START Data to use

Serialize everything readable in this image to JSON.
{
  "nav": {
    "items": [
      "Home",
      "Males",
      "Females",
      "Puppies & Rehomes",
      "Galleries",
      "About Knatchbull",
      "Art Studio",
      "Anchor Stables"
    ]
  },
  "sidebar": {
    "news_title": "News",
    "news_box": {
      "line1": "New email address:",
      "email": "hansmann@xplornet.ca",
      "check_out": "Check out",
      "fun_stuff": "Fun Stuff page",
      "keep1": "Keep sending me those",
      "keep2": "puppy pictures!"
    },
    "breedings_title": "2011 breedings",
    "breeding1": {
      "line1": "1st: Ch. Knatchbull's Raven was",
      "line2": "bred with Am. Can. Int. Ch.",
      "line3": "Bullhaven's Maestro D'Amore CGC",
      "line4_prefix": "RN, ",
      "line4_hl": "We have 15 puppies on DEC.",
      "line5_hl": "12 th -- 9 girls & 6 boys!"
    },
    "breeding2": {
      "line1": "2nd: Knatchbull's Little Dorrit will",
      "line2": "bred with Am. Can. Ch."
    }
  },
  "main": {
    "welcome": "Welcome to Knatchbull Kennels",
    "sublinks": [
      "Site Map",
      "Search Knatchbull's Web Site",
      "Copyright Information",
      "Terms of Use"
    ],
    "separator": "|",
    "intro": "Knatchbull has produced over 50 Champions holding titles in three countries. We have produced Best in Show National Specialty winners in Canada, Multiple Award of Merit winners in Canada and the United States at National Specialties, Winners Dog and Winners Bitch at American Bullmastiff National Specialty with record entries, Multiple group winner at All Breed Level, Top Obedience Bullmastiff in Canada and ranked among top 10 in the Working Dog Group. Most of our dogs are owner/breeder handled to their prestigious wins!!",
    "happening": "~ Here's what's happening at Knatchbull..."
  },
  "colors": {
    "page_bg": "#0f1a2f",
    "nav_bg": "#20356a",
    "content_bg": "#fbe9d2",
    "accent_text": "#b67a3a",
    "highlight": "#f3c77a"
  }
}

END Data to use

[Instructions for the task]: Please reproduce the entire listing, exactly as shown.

[Exercise result]:
Serialize everything readable in this image to JSON.
{
  "nav": {
    "items": [
      "Home",
      "Males",
      "Females",
      "Puppies & Rehomes",
      "Galleries",
      "About Knatchbull",
      "Art Studio",
      "Anchor Stables"
    ]
  },
  "sidebar": {
    "news_title": "News",
    "news_box": {
      "line1": "New email address:",
      "email": "hansmann@xplornet.ca",
      "check_out": "Check out",
      "fun_stuff": "Fun Stuff page",
      "keep1": "Keep sending me those",
      "keep2": "puppy pictures!"
    },
    "breedings_title": "2011 breedings",
    "breeding1": {
      "line1": "1st: Ch. Knatchbull's Raven was",
      "line2": "bred with Am. Can. Int. Ch.",
      "line3": "Bullhaven's Maestro D'Amore CGC",
      "line4_prefix": "RN, ",
      "line4_hl": "We have 15 puppies on DEC.",
      "line5_hl": "12 th -- 9 girls & 6 boys!"
    },
    "breeding2": {
      "line1": "2nd: Knatchbull's Little Dorrit will",
      "line2": "bred with Am. Can. Ch."
    }
  },
  "main": {
    "welcome": "Welcome to Knatchbull Kennels",
    "sublinks": [
      "Site Map",
      "Search Knatchbull's Web Site",
      "Copyright Information",
      "Terms of Use"
    ],
    "separator": "|",
    "intro": "Knatchbull has produced over 50 Champions holding titles in three countries. We have produced Best in Show National Specialty winners in Canada, Multiple Award of Merit winners in Canada and the United States at National Specialties, Winners Dog and Winners Bitch at American Bullmastiff National Specialty with record entries, Multiple group winner at All Breed Level, Top Obedience Bullmastiff in Canada and ranked among top 10 in the Working Dog Group. Most of our dogs are owner/breeder handled to their prestigious wins!!",
    "happening": "~ Here's what's happening at Knatchbull..."
  },
  "colors": {
    "page_bg": "#0f1a2f",
    "nav_bg": "#20356a",
    "content_bg": "#fbe9d2",
    "accent_text": "#b67a3a",
    "highlight": "#f3c77a"
  }
}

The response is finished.